The local butcher may be a family friend. All that a loyalty programme attempts to win is a slightly larger share of the customer’s spend than would otherwise be the case if the additional value of the scheme were not offered. It is no accident that Tesco has ‘Every little helps’ as its brand promise to customers. This slogan is based on the fact that regular yet modest improvements in Tesco’s offer and service are appreciated by customers and accumulate their goodwill, and that equally constant but small shifts in customer behaviour are enormously valuable to Tesco’s business.
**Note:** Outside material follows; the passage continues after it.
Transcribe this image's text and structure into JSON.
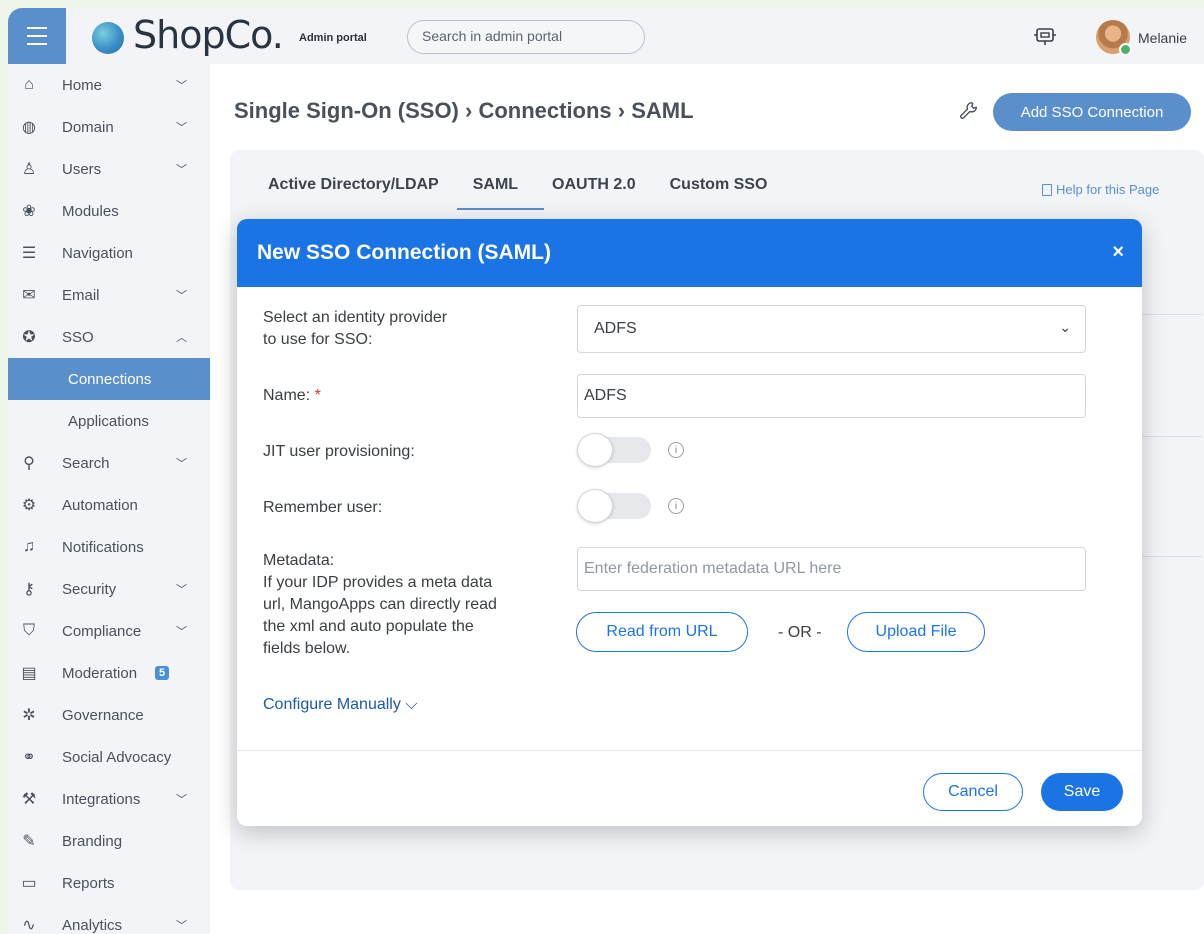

Costs are about the same in the United States. Given large sales volumes, even programmes with modest rebates (up to 1 per cent) can cost a great deal of money. 20 ❙ Scoring Points: How Tesco is winning customer loyalty For Tesco, that is a £1 billion rebate to customers since 1995, at a time when falling grocery prices have squeezed margins on its core business. 0 per cent. 6 per cent. The cost of the rebate is only one overhead of a loyalty programme. McKinsey again: the costs of marketing and managing a programme – investment in systems, fulfilment support, and so forth – which normally run well into millions… Many retailers seriously underestimate the full cost of setting up and sustaining loyalty programmes, so even those that increase sales might actually be draining money.